I was privileged to be asked by Slow Foods Hunter Valley to look at fresh food in Central Australia. I spent two weeks near Kings Canyon on a community project for a food garden. The project for me centered around a market garden set up in the Wanmara community by a group keen to get food available in the Kings Canyon area. The well (over) resourced enterprise was way too much for the members of the community and it was important that we provide a manageable food growing opportunity for the community that could be expanded into the future if that was what they wanted.
We needed to reduce the need for labour if possible and make the garden a place where the community would be interested in and keen to attend on a regular (daily) basis. The conventional market garden was seen as uninspiring.
In consultation with the key people in the community, Peter, Christine and Elma, we designed a garden along the lines of a mandala garden with the idea that chickens in purpose built domes could do the bulk of the work in cultivating, fertilizing, insect control and bed clean up and weed control.
We added to this a meandering garden where some of the bush tucker of the area could be grown.
The mandala incorporates the existing propagation house and a small citrus orchard in a position close to the houses with room for expansion as interest grows. The introduction of chickens will need to wait till they can be provided with electric mesh fencing to keep out dingos and the construction of the appropriate housing.
We constructed compost piles using local pest “Buffel” grass and camel and donkey manure from Kings Creek Station nearby.
|Mulga sticks used to build the compost enclosure|
We also propagated a range of seasonal vegetables for planting in the mandala garden and some bush tucker plants as well.
We arranged stones to outline the beds and paths
and constructed a couple of ponds to invite the wildlife to be part of the solution to the arid environment and invite biological pest controllers to the garden.
All mandalas were fitted with drip irrigation from the previous garden.
The bush foods garden is an ongoing, evolving project with the plan a start to making it happen.

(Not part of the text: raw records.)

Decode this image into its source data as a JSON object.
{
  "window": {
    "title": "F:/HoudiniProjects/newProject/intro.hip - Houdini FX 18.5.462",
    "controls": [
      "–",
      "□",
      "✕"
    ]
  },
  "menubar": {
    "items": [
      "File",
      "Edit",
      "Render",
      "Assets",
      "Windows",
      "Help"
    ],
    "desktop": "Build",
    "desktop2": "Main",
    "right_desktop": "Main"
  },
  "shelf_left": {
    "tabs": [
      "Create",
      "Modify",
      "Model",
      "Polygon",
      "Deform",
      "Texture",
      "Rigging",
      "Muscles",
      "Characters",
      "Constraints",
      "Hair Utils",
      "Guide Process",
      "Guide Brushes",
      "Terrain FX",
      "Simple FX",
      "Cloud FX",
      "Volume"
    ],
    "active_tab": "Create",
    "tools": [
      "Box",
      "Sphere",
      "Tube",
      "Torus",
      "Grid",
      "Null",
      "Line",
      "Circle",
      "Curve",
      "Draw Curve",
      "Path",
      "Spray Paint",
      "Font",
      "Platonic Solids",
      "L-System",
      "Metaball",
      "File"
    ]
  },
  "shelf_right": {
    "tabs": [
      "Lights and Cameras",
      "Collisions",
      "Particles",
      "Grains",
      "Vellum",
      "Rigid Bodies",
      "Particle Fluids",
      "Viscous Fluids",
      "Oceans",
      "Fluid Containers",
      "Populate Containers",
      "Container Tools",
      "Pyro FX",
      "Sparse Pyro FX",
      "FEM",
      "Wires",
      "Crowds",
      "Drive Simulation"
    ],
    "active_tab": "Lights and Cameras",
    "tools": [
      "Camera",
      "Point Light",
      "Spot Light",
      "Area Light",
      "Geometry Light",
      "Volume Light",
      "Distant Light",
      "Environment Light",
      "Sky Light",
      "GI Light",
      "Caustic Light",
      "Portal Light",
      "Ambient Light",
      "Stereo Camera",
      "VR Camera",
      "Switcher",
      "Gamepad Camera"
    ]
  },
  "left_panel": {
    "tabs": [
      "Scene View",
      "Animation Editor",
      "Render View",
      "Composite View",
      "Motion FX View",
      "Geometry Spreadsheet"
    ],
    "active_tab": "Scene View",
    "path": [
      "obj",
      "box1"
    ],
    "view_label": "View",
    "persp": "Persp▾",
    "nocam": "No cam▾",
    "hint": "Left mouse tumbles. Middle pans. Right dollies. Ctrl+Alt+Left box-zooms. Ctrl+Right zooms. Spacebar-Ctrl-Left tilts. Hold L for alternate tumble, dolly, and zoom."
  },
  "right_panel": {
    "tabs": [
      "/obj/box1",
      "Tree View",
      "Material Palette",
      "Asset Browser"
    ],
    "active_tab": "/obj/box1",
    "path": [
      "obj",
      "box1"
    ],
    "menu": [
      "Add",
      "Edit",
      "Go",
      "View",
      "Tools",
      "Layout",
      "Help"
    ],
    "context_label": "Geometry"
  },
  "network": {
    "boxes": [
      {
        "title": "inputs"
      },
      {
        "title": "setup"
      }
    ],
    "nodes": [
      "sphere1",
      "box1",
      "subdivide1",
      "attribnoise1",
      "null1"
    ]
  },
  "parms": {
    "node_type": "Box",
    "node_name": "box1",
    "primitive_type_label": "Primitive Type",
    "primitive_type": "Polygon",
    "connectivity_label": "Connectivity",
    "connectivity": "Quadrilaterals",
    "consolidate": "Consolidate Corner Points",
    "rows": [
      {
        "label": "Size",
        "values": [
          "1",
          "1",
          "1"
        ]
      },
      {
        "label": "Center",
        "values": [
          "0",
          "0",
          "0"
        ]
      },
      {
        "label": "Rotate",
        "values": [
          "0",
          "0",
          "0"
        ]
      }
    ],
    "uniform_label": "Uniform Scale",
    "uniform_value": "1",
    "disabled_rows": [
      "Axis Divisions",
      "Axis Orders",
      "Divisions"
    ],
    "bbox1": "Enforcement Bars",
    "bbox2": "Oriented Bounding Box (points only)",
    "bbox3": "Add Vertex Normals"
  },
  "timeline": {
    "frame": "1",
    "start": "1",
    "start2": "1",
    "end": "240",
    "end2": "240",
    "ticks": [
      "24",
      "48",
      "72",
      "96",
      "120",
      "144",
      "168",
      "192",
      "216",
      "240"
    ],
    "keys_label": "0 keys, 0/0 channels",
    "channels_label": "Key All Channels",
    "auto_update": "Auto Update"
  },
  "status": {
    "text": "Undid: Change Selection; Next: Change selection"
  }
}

Though we have made a great start there remains plenty to do to ensure we have a workable, interesting and productive fresh food garden for the communities inhabitants, and perhaps the wider community in the arid centre of Australia.